I decide to bet $92 into $111, as a kind of range-merge. Because my bet is so large, I think I can occasionally get him to fold J-J/Q-Q as he is fairly nifty and he definitely wouldn’t want to face a river bet as well as flop and turn bets, so he might fold now to save that “big river decision”. Also, I think he is actually more likely to flat here, definitely with 6-6 and also 8-8/9-9, as opposed to J-J or Q-Q. This is because if I have at least an over pair, which I am representing, those hands have more equity than J-J and Q-Q as J-J and Q-Q can’t improve unless they river a set.

The river comes an off-suit eight, which is obviously one of the worst rivers in the deck for the hand I have. I now decide that I definitely can’t bet for value, as I only now beat 9-9, and I never expect him to call with that. I did think of bluffing him off J-J and Q-Q as I would expect him to definitely fold those hands. However, my large turn bet got called, which eliminates those hands sometimes, so I decide it would be a little too thin to try and make this happen. I no choice but to check and hope he has the miracle 9-9 and checks behind. When I check, however, he bets $175 into $285, which I hate. I don’t ever expect him to bet 9-9, J-J or Q-Q and I don’t think this player ever has anything in his range that allows him to have flatted both flop and turn and now bluff the river. I came to the conclusion that he has to have a set or a straight to bet here. I have to fold.

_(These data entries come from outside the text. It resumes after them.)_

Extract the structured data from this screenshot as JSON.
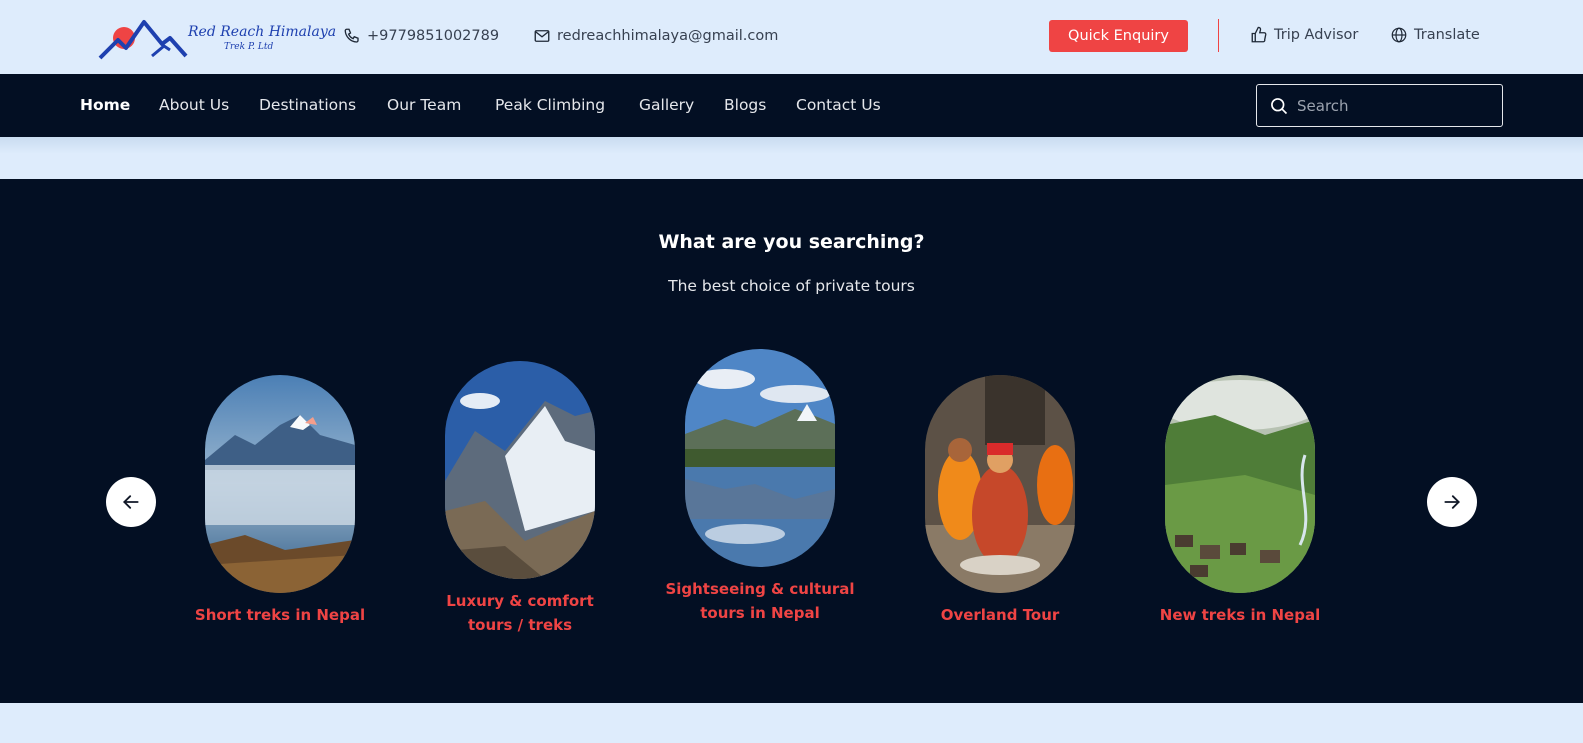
{
  "header": {
    "logo_alt": "Red Reach Himalaya",
    "logo_sub": "Trek P. Ltd",
    "phone": "+9779851002789",
    "email": "redreachhimalaya@gmail.com",
    "enquiry_label": "Quick Enquiry",
    "trip_advisor_label": "Trip Advisor",
    "translate_label": "Translate"
  },
  "nav": {
    "items": [
      {
        "label": "Home",
        "active": true
      },
      {
        "label": "About Us"
      },
      {
        "label": "Destinations"
      },
      {
        "label": "Our Team"
      },
      {
        "label": "Peak Climbing"
      },
      {
        "label": "Gallery"
      },
      {
        "label": "Blogs"
      },
      {
        "label": "Contact Us"
      }
    ],
    "search_placeholder": "Search"
  },
  "section": {
    "title": "What are you searching?",
    "subtitle": "The best choice of private tours",
    "cards": [
      {
        "label": "Short treks in Nepal",
        "image": "snowy-peak-above-clouds"
      },
      {
        "label": "Luxury & comfort tours / treks",
        "image": "snowy-mountain-ridge"
      },
      {
        "label": "Sightseeing & cultural tours in Nepal",
        "image": "lake-mountain-reflection"
      },
      {
        "label": "Overland Tour",
        "image": "sadhus-at-temple"
      },
      {
        "label": "New treks in Nepal",
        "image": "green-valley-village"
      }
    ]
  },
  "colors": {
    "accent": "#ef4444",
    "navy": "#030f23",
    "light_bg": "#deecfc"
  }
}
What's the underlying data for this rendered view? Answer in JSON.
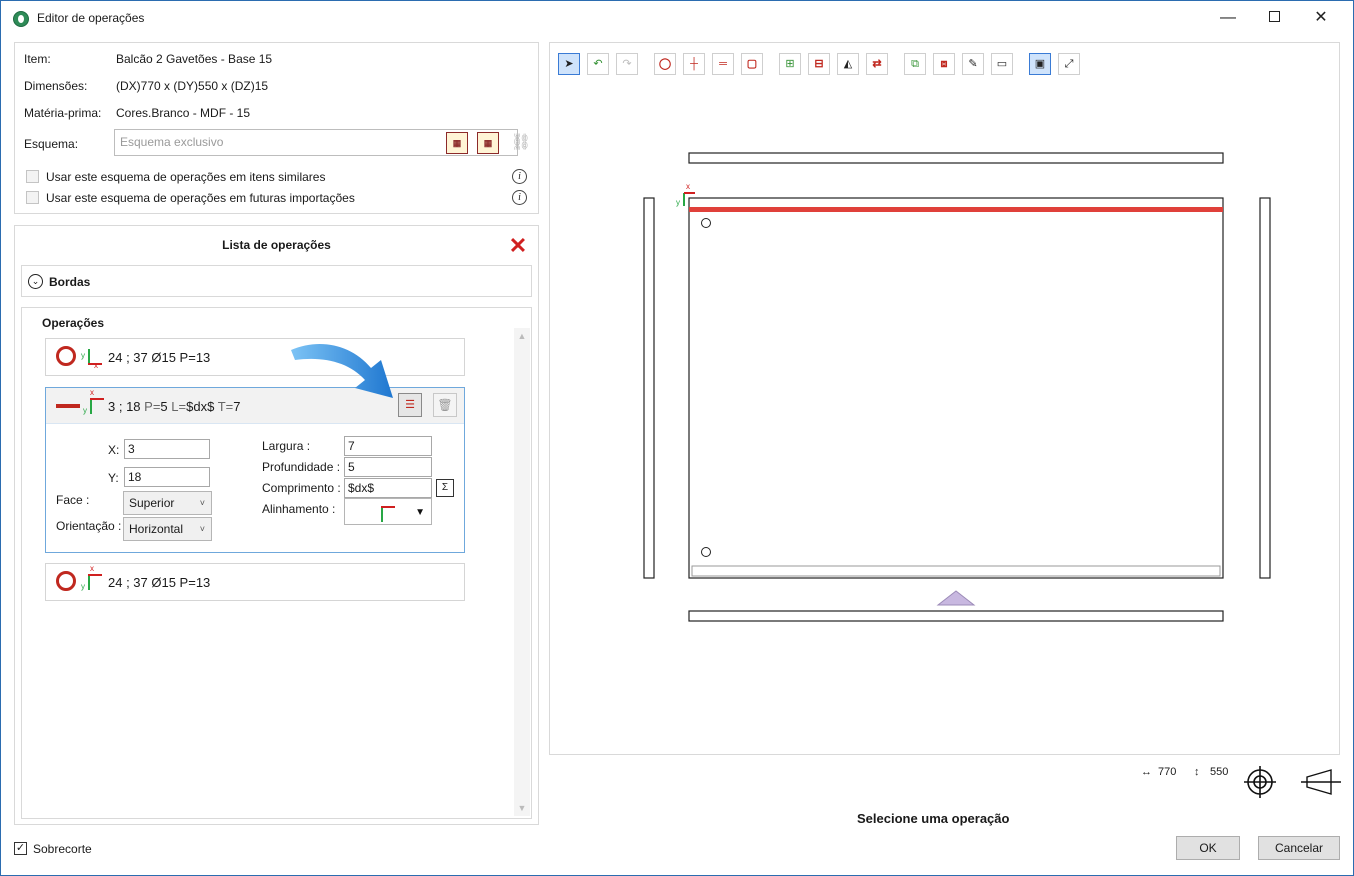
{
  "window": {
    "title": "Editor de operações",
    "minimize": "—",
    "close": "✕"
  },
  "info": {
    "item_label": "Item:",
    "item_value": "Balcão 2 Gavetões - Base 15",
    "dims_label": "Dimensões:",
    "dims_value": "(DX)770 x (DY)550 x (DZ)15",
    "material_label": "Matéria-prima:",
    "material_value": "Cores.Branco - MDF - 15",
    "scheme_label": "Esquema:",
    "scheme_placeholder": "Esquema exclusivo",
    "check_similar": "Usar este esquema de operações em itens similares",
    "check_future": "Usar este esquema de operações em futuras importações",
    "info_glyph": "i"
  },
  "ops": {
    "title": "Lista de operações",
    "bordas_label": "Bordas",
    "operations_label": "Operações",
    "items": [
      {
        "text": "24 ; 37 Ø15 P=13"
      },
      {
        "coords": "3 ; 18",
        "p_label": "P=",
        "p_value": "5",
        "l_label": "L=",
        "l_value": "$dx$",
        "t_label": "T=",
        "t_value": "7",
        "fields": {
          "x_label": "X:",
          "x_value": "3",
          "y_label": "Y:",
          "y_value": "18",
          "face_label": "Face :",
          "face_value": "Superior",
          "orient_label": "Orientação :",
          "orient_value": "Horizontal",
          "width_label": "Largura :",
          "width_value": "7",
          "depth_label": "Profundidade :",
          "depth_value": "5",
          "length_label": "Comprimento :",
          "length_value": "$dx$",
          "align_label": "Alinhamento :"
        }
      },
      {
        "text": "24 ; 37 Ø15 P=13"
      }
    ]
  },
  "toolbar": {
    "icons": [
      "select-icon",
      "undo-icon",
      "redo-icon",
      "hole-icon",
      "vertical-line-icon",
      "horizontal-line-icon",
      "rect-pocket-icon",
      "grid-add-icon",
      "grid-remove-icon",
      "mirror-icon",
      "swap-icon",
      "frame-add-icon",
      "frame-remove-icon",
      "ruler-icon",
      "border-icon",
      "fit-icon",
      "expand-icon"
    ]
  },
  "canvas": {
    "dx": "770",
    "dy": "550",
    "dx_glyph": "↔",
    "dy_glyph": "↕",
    "axis_x": "x",
    "axis_y": "y"
  },
  "status": {
    "message": "Selecione uma operação"
  },
  "footer": {
    "overcut_label": "Sobrecorte",
    "overcut_checked": true,
    "ok_label": "OK",
    "cancel_label": "Cancelar"
  },
  "colors": {
    "accent": "#3a7bd5",
    "operation_red": "#c0281f",
    "axis_green": "#28a745",
    "arrow_blue": "#2d8be0"
  }
}
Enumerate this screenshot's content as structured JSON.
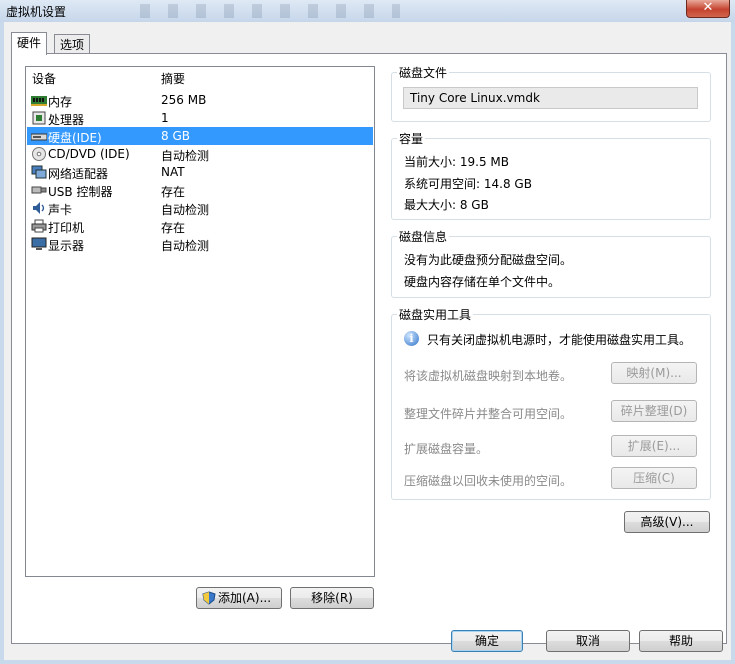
{
  "window": {
    "title": "虚拟机设置",
    "close_glyph": "✕"
  },
  "tabs": [
    {
      "label": "硬件",
      "active": true
    },
    {
      "label": "选项",
      "active": false
    }
  ],
  "device_list": {
    "columns": {
      "device": "设备",
      "summary": "摘要"
    },
    "rows": [
      {
        "icon": "memory-icon",
        "name": "内存",
        "summary": "256 MB",
        "selected": false
      },
      {
        "icon": "processor-icon",
        "name": "处理器",
        "summary": "1",
        "selected": false
      },
      {
        "icon": "hard-disk-icon",
        "name": "硬盘(IDE)",
        "summary": "8 GB",
        "selected": true
      },
      {
        "icon": "cd-dvd-icon",
        "name": "CD/DVD (IDE)",
        "summary": "自动检测",
        "selected": false
      },
      {
        "icon": "network-adapter-icon",
        "name": "网络适配器",
        "summary": "NAT",
        "selected": false
      },
      {
        "icon": "usb-icon",
        "name": "USB 控制器",
        "summary": "存在",
        "selected": false
      },
      {
        "icon": "sound-card-icon",
        "name": "声卡",
        "summary": "自动检测",
        "selected": false
      },
      {
        "icon": "printer-icon",
        "name": "打印机",
        "summary": "存在",
        "selected": false
      },
      {
        "icon": "display-icon",
        "name": "显示器",
        "summary": "自动检测",
        "selected": false
      }
    ],
    "add_button": "添加(A)...",
    "remove_button": "移除(R)"
  },
  "disk_file": {
    "title": "磁盘文件",
    "value": "Tiny Core Linux.vmdk"
  },
  "capacity": {
    "title": "容量",
    "current_size": "当前大小: 19.5 MB",
    "free_space": "系统可用空间: 14.8 GB",
    "max_size": "最大大小: 8 GB"
  },
  "disk_info": {
    "title": "磁盘信息",
    "line1": "没有为此硬盘预分配磁盘空间。",
    "line2": "硬盘内容存储在单个文件中。"
  },
  "disk_utilities": {
    "title": "磁盘实用工具",
    "notice": "只有关闭虚拟机电源时，才能使用磁盘实用工具。",
    "rows": [
      {
        "text": "将该虚拟机磁盘映射到本地卷。",
        "button": "映射(M)..."
      },
      {
        "text": "整理文件碎片并整合可用空间。",
        "button": "碎片整理(D)"
      },
      {
        "text": "扩展磁盘容量。",
        "button": "扩展(E)..."
      },
      {
        "text": "压缩磁盘以回收未使用的空间。",
        "button": "压缩(C)"
      }
    ]
  },
  "advanced_button": "高级(V)...",
  "footer": {
    "ok": "确定",
    "cancel": "取消",
    "help": "帮助"
  },
  "colors": {
    "selection": "#3399ff",
    "window_frame": "#c9d9ec",
    "close": "#c4432f"
  }
}
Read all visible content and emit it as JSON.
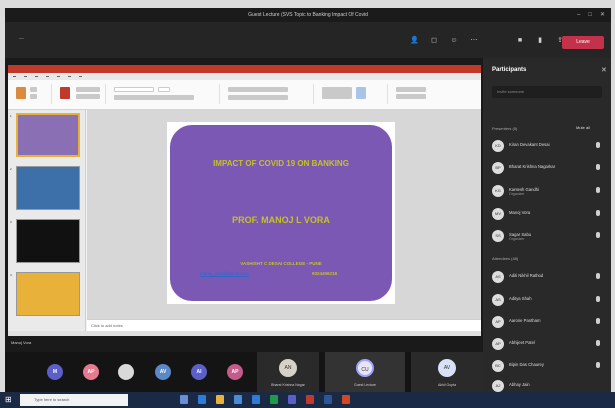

Remember, your opponent’s range of hands can change or develop as each flop/turn/river comes down. That means your range also has to change and adapt to his, which then makes the situation exploitable from both sides: you can start bluffing cards that are perceived as good for your range, but you also have to know when to slow down on cards that are good for your opponent’s range.

Tags: Ben Jackson, strategy